# TASK PROMPT:
Output only the span of lines that begins at the line containing "Give me the" and ends at the last line of the data, both included, exactly as they appear.
____ RECORDS SHOWN
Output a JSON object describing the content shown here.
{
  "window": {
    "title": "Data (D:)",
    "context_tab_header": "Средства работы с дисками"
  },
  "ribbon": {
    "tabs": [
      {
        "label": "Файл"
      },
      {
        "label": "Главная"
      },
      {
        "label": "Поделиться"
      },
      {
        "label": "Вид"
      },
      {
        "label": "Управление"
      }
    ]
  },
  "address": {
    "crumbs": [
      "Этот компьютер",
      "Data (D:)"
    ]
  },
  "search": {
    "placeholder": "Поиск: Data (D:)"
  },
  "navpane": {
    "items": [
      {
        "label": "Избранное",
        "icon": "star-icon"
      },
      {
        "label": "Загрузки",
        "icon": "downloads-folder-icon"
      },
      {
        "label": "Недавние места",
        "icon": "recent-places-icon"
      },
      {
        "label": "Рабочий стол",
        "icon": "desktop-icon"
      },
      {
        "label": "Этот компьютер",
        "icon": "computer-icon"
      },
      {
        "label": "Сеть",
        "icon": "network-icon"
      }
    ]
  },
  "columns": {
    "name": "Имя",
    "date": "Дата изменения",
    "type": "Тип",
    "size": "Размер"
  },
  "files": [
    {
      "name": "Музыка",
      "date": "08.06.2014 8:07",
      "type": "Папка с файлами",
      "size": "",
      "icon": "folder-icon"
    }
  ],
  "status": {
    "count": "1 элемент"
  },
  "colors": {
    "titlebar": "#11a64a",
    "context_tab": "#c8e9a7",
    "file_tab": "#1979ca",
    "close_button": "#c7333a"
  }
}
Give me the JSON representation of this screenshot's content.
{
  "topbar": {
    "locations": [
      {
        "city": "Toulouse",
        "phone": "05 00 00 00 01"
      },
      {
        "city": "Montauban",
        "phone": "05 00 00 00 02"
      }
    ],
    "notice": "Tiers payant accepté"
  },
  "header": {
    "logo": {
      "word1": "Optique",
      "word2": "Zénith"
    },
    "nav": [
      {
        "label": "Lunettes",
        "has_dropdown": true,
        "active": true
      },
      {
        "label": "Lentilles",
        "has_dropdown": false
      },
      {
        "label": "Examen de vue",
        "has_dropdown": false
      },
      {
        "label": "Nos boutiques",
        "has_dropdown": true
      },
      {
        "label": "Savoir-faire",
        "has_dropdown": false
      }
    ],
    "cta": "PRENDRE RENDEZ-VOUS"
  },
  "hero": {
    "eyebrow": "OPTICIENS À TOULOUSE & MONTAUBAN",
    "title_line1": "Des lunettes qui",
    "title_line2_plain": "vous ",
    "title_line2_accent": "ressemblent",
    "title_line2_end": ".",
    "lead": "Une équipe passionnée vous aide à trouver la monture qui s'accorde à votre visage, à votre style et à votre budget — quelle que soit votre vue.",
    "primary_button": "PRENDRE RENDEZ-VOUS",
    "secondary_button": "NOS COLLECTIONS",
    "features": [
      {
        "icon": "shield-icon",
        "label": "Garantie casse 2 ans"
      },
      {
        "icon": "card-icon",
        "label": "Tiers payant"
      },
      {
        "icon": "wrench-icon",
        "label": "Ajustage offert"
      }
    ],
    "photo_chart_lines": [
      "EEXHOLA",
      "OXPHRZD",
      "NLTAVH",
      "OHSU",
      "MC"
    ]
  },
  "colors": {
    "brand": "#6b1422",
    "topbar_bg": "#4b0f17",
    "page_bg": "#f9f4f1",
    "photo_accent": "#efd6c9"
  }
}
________
# FINAL ANSWER:
Give me the JSON representation of this screenshot's content.
{
  "topbar": {
    "locations": [
      {
        "city": "Toulouse",
        "phone": "05 00 00 00 01"
      },
      {
        "city": "Montauban",
        "phone": "05 00 00 00 02"
      }
    ],
    "notice": "Tiers payant accepté"
  },
  "header": {
    "logo": {
      "word1": "Optique",
      "word2": "Zénith"
    },
    "nav": [
      {
        "label": "Lunettes",
        "has_dropdown": true,
        "active": true
      },
      {
        "label": "Lentilles",
        "has_dropdown": false
      },
      {
        "label": "Examen de vue",
        "has_dropdown": false
      },
      {
        "label": "Nos boutiques",
        "has_dropdown": true
      },
      {
        "label": "Savoir-faire",
        "has_dropdown": false
      }
    ],
    "cta": "PRENDRE RENDEZ-VOUS"
  },
  "hero": {
    "eyebrow": "OPTICIENS À TOULOUSE & MONTAUBAN",
    "title_line1": "Des lunettes qui",
    "title_line2_plain": "vous ",
    "title_line2_accent": "ressemblent",
    "title_line2_end": ".",
    "lead": "Une équipe passionnée vous aide à trouver la monture qui s'accorde à votre visage, à votre style et à votre budget — quelle que soit votre vue.",
    "primary_button": "PRENDRE RENDEZ-VOUS",
    "secondary_button": "NOS COLLECTIONS",
    "features": [
      {
        "icon": "shield-icon",
        "label": "Garantie casse 2 ans"
      },
      {
        "icon": "card-icon",
        "label": "Tiers payant"
      },
      {
        "icon": "wrench-icon",
        "label": "Ajustage offert"
      }
    ],
    "photo_chart_lines": [
      "EEXHOLA",
      "OXPHRZD",
      "NLTAVH",
      "OHSU",
      "MC"
    ]
  },
  "colors": {
    "brand": "#6b1422",
    "topbar_bg": "#4b0f17",
    "page_bg": "#f9f4f1",
    "photo_accent": "#efd6c9"
  }
}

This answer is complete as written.